But some cover you can't do without - and just because your landlord is insured, doesn't mean you are. I am still amazed at how many businesses make this mistake, usually when renting their first business premises. Heh - this is a great little story and a cool picture - I so want to stay in that house. Link.
This is getting posted because of this gem of a reason why you buy life insurance: "the bank pays you out what you saved, the life insurance company pays you out what you meant to save." Link.
This is a great post about 'killer jobs' from workers comp insider and it's about as scary as you get in the workforce. Link. From killer employers we move to killer grannies - or grandads - and the risks of elderly drivers - well, Elderly drivers are nowhere near as dangerous as the Boston Globe would have you believe. Although doubtless my good friend Jit would be pleased to have fewer people on the roads.
Marketing Meritocracy spotted this insurance advert - a light break for you.
Here's a small selection of NZ risky posts that show you we can blog with the best of them:
David Chaplin writes in this article - reproduced from Asset Magazine, about Brian Klee's special risks business.
After some bad claims press Phil Macalister says its time to counter bad press. Link.
Pinnacle Life blogs about privacy in medical records when applying for insurance - it does apply, but has limits - link.
Israel Hartley offers his My Insurance site
David Farrar on the risks of cellphone use in cars. Link.
We're out of the gold but still in the silver and bronze with this bunch of risk-related posts:
Can risk be intuited? Security blogger Bruce Schneier thinks so, and makes the case - I agree, I think humans have spent a lot of time making risk assessments over the millenia and we probably do have something of a talent for it - at some level.

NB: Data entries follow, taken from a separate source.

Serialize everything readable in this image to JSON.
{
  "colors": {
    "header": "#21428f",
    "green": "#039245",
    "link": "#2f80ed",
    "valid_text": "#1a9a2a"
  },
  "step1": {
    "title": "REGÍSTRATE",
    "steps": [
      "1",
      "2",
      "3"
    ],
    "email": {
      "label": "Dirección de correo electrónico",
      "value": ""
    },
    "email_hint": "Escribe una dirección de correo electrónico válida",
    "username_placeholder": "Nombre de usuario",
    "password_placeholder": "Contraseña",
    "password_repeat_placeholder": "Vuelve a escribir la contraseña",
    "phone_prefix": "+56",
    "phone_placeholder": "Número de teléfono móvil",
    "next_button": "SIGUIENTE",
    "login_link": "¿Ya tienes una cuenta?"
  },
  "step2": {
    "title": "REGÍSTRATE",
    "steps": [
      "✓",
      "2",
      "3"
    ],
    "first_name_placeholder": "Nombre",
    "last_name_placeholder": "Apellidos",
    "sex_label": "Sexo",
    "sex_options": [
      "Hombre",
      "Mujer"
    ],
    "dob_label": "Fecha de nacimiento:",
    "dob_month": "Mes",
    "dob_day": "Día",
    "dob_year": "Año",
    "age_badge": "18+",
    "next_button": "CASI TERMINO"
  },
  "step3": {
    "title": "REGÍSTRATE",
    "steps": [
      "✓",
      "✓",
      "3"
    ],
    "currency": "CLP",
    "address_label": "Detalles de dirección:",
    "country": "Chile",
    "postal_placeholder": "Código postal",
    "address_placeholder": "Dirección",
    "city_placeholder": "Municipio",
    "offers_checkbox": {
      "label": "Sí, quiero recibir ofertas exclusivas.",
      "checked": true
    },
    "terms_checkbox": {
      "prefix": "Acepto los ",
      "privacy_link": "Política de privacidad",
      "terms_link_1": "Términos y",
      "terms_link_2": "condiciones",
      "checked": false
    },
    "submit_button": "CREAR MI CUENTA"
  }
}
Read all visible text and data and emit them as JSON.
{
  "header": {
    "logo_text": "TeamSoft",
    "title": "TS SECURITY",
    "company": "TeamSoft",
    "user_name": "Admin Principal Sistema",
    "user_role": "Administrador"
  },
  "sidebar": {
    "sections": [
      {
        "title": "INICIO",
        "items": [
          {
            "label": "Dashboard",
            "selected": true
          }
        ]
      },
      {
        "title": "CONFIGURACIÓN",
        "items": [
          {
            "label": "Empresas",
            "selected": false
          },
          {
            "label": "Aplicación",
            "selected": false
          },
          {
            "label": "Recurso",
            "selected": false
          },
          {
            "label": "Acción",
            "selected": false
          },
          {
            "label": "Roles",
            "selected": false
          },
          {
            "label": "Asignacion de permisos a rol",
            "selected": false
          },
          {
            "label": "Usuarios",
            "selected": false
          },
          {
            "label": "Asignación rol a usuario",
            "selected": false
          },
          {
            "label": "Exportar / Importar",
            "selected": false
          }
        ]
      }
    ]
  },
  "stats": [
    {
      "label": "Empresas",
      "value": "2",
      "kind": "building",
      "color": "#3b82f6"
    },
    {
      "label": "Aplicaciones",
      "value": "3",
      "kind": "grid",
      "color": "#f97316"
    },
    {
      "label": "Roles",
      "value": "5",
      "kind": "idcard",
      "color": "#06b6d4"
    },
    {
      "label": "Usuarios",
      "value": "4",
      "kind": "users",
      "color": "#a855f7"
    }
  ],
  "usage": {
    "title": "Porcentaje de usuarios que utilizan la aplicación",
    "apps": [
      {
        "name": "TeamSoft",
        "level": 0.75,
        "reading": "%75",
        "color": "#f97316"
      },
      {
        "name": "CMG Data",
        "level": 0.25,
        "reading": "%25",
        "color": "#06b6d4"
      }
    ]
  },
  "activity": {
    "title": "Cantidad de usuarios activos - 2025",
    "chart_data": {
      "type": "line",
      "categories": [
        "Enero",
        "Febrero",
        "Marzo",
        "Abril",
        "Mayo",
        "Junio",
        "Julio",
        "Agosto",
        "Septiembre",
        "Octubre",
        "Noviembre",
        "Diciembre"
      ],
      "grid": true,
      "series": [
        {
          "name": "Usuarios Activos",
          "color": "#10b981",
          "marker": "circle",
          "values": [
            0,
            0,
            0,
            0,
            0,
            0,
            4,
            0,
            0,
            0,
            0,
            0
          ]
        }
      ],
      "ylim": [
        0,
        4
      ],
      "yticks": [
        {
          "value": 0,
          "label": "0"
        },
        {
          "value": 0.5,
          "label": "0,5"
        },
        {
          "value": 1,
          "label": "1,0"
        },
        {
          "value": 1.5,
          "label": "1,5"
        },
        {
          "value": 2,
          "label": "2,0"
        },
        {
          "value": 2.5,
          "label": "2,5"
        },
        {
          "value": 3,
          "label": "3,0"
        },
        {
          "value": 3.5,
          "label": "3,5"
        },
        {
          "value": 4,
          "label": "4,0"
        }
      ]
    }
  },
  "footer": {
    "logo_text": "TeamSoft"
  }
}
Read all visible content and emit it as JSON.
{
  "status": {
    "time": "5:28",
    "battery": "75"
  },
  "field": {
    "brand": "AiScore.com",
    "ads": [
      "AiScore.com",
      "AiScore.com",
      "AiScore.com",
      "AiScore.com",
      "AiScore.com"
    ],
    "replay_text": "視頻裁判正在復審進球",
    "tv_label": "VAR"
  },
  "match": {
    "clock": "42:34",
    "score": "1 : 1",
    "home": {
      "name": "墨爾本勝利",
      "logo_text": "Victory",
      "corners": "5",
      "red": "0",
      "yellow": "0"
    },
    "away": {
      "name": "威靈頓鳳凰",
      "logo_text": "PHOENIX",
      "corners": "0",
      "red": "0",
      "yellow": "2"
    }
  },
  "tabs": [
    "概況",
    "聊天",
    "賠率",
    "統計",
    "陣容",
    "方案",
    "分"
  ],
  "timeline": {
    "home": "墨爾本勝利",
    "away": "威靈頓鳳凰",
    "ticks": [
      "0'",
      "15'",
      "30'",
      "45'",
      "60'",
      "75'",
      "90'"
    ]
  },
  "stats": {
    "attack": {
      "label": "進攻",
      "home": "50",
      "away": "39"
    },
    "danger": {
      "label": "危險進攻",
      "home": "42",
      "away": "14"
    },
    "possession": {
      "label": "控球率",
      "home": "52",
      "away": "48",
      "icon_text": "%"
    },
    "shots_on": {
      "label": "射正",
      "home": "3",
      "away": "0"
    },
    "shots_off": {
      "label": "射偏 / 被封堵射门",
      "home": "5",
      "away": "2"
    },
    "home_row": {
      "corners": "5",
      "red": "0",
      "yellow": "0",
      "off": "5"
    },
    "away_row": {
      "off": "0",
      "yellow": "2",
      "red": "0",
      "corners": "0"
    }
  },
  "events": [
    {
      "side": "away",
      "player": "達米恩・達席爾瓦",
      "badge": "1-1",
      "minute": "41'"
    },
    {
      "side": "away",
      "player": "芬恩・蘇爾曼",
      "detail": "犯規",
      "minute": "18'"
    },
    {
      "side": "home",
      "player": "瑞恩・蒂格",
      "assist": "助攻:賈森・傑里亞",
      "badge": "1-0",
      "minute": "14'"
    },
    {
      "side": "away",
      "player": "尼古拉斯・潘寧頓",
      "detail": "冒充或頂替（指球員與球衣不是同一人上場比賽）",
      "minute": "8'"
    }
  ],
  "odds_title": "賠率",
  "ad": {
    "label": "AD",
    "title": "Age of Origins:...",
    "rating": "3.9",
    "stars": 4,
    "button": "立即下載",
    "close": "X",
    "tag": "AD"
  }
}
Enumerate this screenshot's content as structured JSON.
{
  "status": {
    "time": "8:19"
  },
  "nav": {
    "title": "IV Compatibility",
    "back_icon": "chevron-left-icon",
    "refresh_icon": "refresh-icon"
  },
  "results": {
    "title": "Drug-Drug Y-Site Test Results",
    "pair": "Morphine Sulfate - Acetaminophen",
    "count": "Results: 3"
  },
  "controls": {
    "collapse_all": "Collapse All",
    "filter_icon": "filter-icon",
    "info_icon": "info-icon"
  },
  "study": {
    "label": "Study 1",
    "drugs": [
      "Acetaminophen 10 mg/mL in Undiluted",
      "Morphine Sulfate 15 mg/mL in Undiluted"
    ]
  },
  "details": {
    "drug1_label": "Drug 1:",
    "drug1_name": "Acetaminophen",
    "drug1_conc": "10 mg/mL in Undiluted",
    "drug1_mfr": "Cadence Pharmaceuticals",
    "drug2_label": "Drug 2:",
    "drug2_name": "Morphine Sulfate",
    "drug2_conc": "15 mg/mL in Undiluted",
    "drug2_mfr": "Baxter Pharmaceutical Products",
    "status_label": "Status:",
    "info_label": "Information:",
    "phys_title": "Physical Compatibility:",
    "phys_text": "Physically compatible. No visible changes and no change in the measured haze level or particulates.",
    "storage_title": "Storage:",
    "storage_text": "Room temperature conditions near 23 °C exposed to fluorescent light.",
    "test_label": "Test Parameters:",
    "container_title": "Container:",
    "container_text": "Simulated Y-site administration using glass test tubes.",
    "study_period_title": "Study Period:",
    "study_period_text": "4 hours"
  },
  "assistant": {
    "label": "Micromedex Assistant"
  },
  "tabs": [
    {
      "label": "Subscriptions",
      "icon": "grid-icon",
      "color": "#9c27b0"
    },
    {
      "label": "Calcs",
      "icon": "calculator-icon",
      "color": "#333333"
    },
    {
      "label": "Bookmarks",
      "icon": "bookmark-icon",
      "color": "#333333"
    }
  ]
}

How risky is air travel? Air travel may be low risk, David Cenciotti reports on the FAA's vulnerability to a hacker attack. Link.
At the Think Progress blog, Matthew Yglesias points out the dangers of overselling a recovery.
Christopher Scott, blogging at Nonprofit Leadership, Innovation, and Change, explains why it's important for leaders to take on risk.
The Beyond Business and Finance blog takes on a White House economic advisor who pooh-pooh's inflation risk.
Postpartum Progress blogress Katherine Stone has a report on how to tell which new mom's may be at higher risk for postpartum psychotic behavior.
Definitely off target, but so hilariously so we give them an honourable mention:
In fact, almost so far off target that it's relevant again - as dedicated risk people we try to think in terms of the usual strategies: can we avoid a risk? can we reduce the risk? can we ameliorate it's impact? and last of all - can we insure it - reducing the financial impact? These folk are selling a completely different solution - luck - can you believe it? Well, I can think of one scientifically justifiable use of such good luck charms. If you know someone that believes in this stuff, then you can buy them one - the well-known placebo effect may operate, and it will make them feel better.
Back to the real world:
Finally, allow me to close on a more serious note: there are risks in life. We manage them, we carry on. Terrorism should not be one of those risks - this project is about commemorating the 2,996 ordinary people who were going about their daily lives and were killed on September 11, 2001. It's a good idea in amongst all the verbiage written and reporting about terrorism to remember that this is what it is about.